The drama surrounding the Supreme Court decision upholding the ACA as constitutional has ended. As legions of reporters and bloggers have written, the law has far-reaching effects. In my corner of medicine it will greatly help (already has, really) a small but not insignificant number of children and families. These families are those who have a child with a severe chronic medical condition. Many of these these children spend time in the PICU. This is because they are fragile little people, and the least bump in the road can make them very ill very fast. A good example would be a child with severe respiratory problems such that he requires a tracheostomy and a home ventilator. When a child like that gets a simple cold he can deteriorate very quickly and wind up in the PICU for a few days at least.

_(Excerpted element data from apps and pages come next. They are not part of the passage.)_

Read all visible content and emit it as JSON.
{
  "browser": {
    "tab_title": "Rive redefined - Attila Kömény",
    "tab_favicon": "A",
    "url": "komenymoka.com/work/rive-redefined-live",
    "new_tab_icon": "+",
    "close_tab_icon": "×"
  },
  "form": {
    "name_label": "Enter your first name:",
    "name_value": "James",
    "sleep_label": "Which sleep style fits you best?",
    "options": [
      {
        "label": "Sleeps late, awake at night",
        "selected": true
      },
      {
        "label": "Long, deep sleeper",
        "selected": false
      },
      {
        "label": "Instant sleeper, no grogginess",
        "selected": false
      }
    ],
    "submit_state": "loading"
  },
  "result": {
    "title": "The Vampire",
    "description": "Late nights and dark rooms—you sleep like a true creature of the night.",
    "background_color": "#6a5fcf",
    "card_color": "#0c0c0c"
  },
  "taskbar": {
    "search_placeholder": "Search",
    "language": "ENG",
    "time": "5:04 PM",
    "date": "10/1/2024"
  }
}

I’ve written before about how the percentage of children in the PICU with Medicaid is much higher than it is for children in general. There are several reason for this. One is that children from poorer families are just more likely to become critically ill. People debate why that is so, but surely a key reason is that their access to care is not optimal, so things requiring ongoing care (asthma or diabetes, for example) don’t get taken care of until the child gets very ill and they land in the PICU.
There is another reason so many of these medically fragile children are on Medicaid. Until the ACA, a child could be booted off his family’s health insurance policy if his lifetime medical costs reached a cap set by the policy. What happened then? Or what happened in the not uncommon situation in which the family changed insurance policies, say from a change in jobs? If the parents were obliged to buy their insurance on the open market, common among self-employed people, their child’s “pre-existing condition” (a horrible term) would make it impossible to get insurance coverage for him. Then what? A common approach was to apply to the Social Security Administration to get the child labeled as disabled and qualify for supplemental security income support. If the family could accomplish that, a process that can take years, Medicaid coverage comes automatically. If not, then the family had very few choices. Some went bankrupt. I have seen that happen.

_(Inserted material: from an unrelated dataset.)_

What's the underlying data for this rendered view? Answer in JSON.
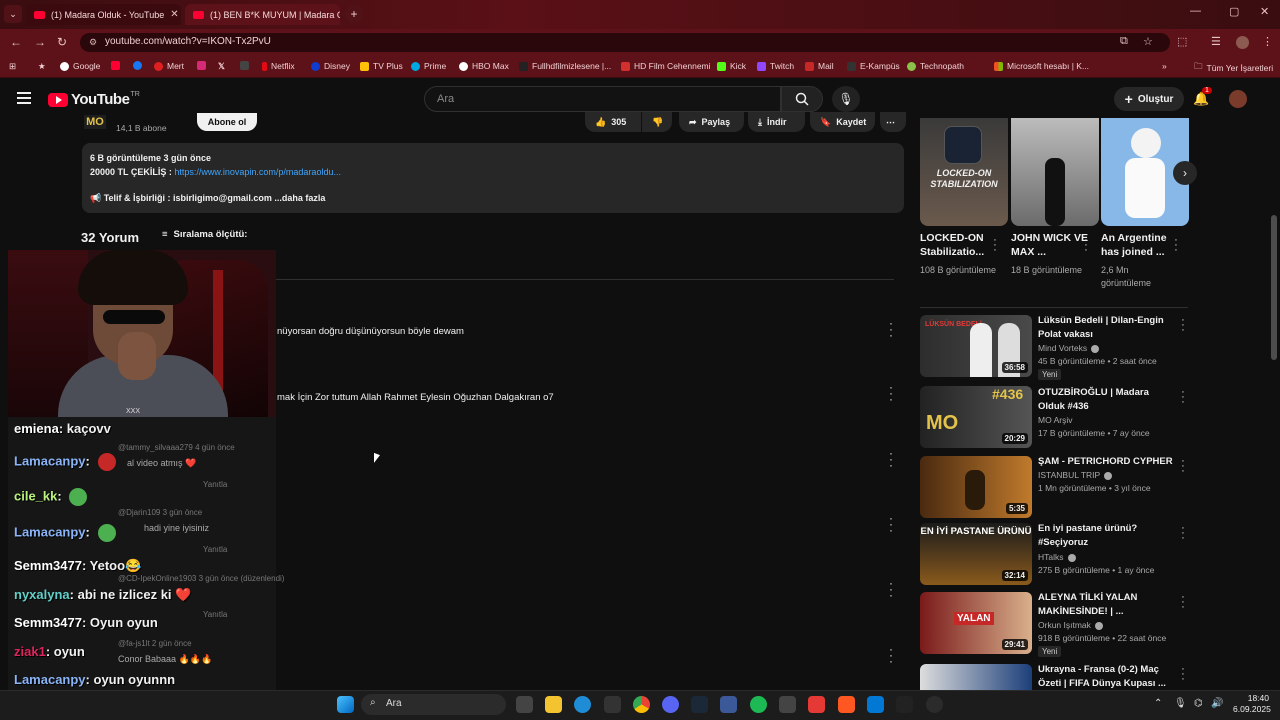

The previous system, in effect, allowed insurance companies to off-load children onto the public system who were expensive to the company; it limited their exposure. That’s not what Medicaid was designed to do, and it’s not fair to the family or to the rest of the public.
So whatever else the ACA does, it makes life much easier for many children I treat and their families.
Christopher Johnson is a pediatric intensive care physician and author of Your Critically Ill Child: Life and Death Choices Parents Must Face, How to Talk to Your Child’s Doctor: A Handbook for Parents, and How Your Child Heals: An Inside Look At Common Childhood Ailments. He blogs at his self-titled site, Christopher Johnson, MD.